The Low Cost Of (Guitar) Heroism

Legend has it that the iconic blues guitarist Robert Johnson was granted his otherworldly chops by Satan himself, at a deal forged at a Mississippi crossroads. The price was his soul. In 2007, one does not have to cut such a hard bargain to get the unique rush of being a guitar god. You don't even have to sit in your room and practice for months on end. All you need is a PlayStation 2, a special game controller that looks like a tiny Gibson model SG and software called Guitar Hero 2. Within 10 minutes, you will be shredding heavy metal. As you get more adept at the game you will be ecstatically channeling Eddie Van Halen. All this with no strings attached.

By allowing more than 2 million gamers to become ax slingers without the years of practice involved, Guitar Hero has become a cultural phenomenon. Technically, you are not creating music by pushing buttons on the fret board of the game controller (which button to push is dictated by similarly colored dots that scroll on your screen at higher and higher speeds). Hitting the right button at the right time simply unlocks music that real guitarists created using real guitars.
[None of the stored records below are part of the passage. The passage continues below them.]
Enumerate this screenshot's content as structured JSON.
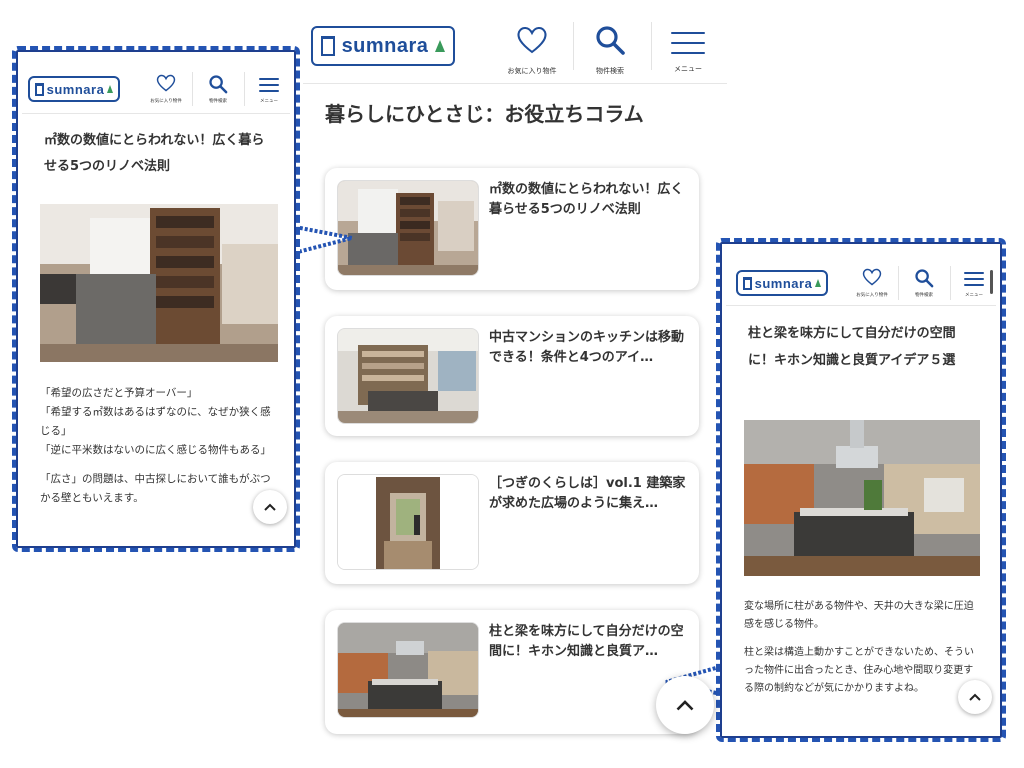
{
  "brand": {
    "logo_text": "sumnara",
    "color": "#1f4e9a",
    "accent_green": "#3a9a5b"
  },
  "header": {
    "favorites_label": "お気に入り物件",
    "search_label": "物件検索",
    "menu_label": "メニュー",
    "icons": {
      "favorites": "heart-icon",
      "search": "search-icon",
      "menu": "hamburger-menu-icon"
    }
  },
  "page": {
    "title": "暮らしにひとさじ：お役立ちコラム",
    "cards": [
      {
        "title": "㎡数の数値にとらわれない！広く暮らせる5つのリノベ法則",
        "thumb": "living-room-bookshelf-photo"
      },
      {
        "title": "中古マンションのキッチンは移動できる！条件と4つのアイ…",
        "thumb": "kitchen-shelves-photo"
      },
      {
        "title": "［つぎのくらしは］vol.1 建築家が求めた広場のように集え…",
        "thumb": "narrow-corridor-photo"
      },
      {
        "title": "柱と梁を味方にして自分だけの空間に！キホン知識と良質ア…",
        "thumb": "open-kitchen-photo"
      }
    ],
    "scroll_top_icon": "chevron-up-icon"
  },
  "left_article": {
    "title": "㎡数の数値にとらわれない！広く暮らせる5つのリノベ法則",
    "paragraphs": [
      "「希望の広さだと予算オーバー」",
      "「希望する㎡数はあるはずなのに、なぜか狭く感じる」",
      "「逆に平米数はないのに広く感じる物件もある」",
      "「広さ」の問題は、中古探しにおいて誰もがぶつかる壁ともいえます。"
    ]
  },
  "right_article": {
    "title": "柱と梁を味方にして自分だけの空間に！キホン知識と良質アイデア５選",
    "paragraphs": [
      "変な場所に柱がある物件や、天井の大きな梁に圧迫感を感じる物件。",
      "柱と梁は構造上動かすことができないため、そういった物件に出合ったとき、住み心地や間取り変更する際の制約などが気にかかりますよね。"
    ]
  },
  "colors": {
    "callout_border": "#2454b3",
    "text": "#333333",
    "card_shadow": "#cccccc"
  }
}
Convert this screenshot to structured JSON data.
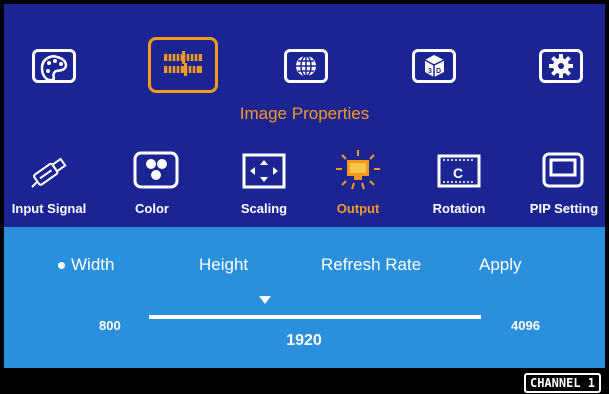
{
  "top_menu": {
    "items": [
      {
        "name": "palette",
        "icon": "palette-icon"
      },
      {
        "name": "image-properties",
        "icon": "adjust-bars-icon",
        "selected": true
      },
      {
        "name": "network",
        "icon": "globe-icon"
      },
      {
        "name": "3d",
        "icon": "3d-cube-icon"
      },
      {
        "name": "settings",
        "icon": "gear-icon"
      }
    ]
  },
  "section_title": "Image Properties",
  "submenu": {
    "items": [
      {
        "label": "Input Signal",
        "icon": "usb-plug-icon"
      },
      {
        "label": "Color",
        "icon": "color-dots-icon"
      },
      {
        "label": "Scaling",
        "icon": "scaling-arrows-icon"
      },
      {
        "label": "Output",
        "icon": "output-monitor-icon",
        "active": true
      },
      {
        "label": "Rotation",
        "icon": "rotation-icon"
      },
      {
        "label": "PIP Setting",
        "icon": "pip-window-icon"
      }
    ]
  },
  "options": {
    "width": "Width",
    "height": "Height",
    "refresh_rate": "Refresh Rate",
    "apply": "Apply"
  },
  "slider": {
    "min_label": "800",
    "max_label": "4096",
    "value_label": "1920",
    "value": 1920,
    "min": 800,
    "max": 4096
  },
  "status": {
    "channel": "CHANNEL 1"
  },
  "colors": {
    "accent": "#f39a1c",
    "top_bg": "#1c2494",
    "bottom_bg": "#2a90dd"
  }
}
Yet the illusion is given that you are actually making the sounds yourself. "It's cracked the code of music playing, giving you the rhythmic, emotional feel you get from playing guitar," says Van Toffler, president of MTV's music group. (MTV liked the game so much that it bought Harmonix, the software company that developed it.) One Guitar Hero junkie, Detroit Tigers reliever Joel Zumaya, spent so many hours playing the game that the resulting wrist inflammation kept him out of three postseason games. And surprisingly, some of the most avid fans of this faux musician exercise are actual musicians; the game is a fixture on tour buses. Ed Robertson, lead guitarist of Barenaked Ladies, recently told The New York Times that he was so engrossed in a Guitar Hero solo of "Free Bird" that he barely made it onstage for a real concert.

Clearly, Guitar Hero is fun. But by bestowing the rewards of virtuosity to those who haven't spent years to earn it, is it dumbing down musicianship? If a teenager can easily become a make-believe guitar hero, does that mean he won't ever bother to master the real thing?

Alex Rigopulos, CEO of Harmonix, says that the intent of Guitar Hero is to provide the thrills of real musicianship to those who would not otherwise have the opportunity. "Almost everyone who takes up guitar quits after a few months," he says. "For me, learning to play the guitar solo to 'Bark at the Moon' would take five years, and even then I couldn't do it right. But spending two or three weeks learning to do it on Guitar Hero is not too much time--and I'll really be able to feel like I'm playing it." In that sense it's no different from other experiences made virtually accessible by the computer, from being a World War II sniper to playing golf like Tiger Woods.

What's more, as digital technology becomes deeply integrated into "real" instruments, we can expect the shortcuts to virtuosity that we see in Guitar Hero to become commonplace in music. "One of the issues that musical instruments have is that they're difficult to learn," says Henry Juszkiewicz, CEO of Gibson Guitar, which is aggressively integrating computer technology into new product lines. "Building calluses and pains-takingly learning all the musical fingering is not creative, but is the discipline to get the creative rewards ... In the future we want to reduce the crap you have to deal with to allow people access to that creativity." It sounds great--just as the Devil's offer must have struck Robert Johnson at the crossroads.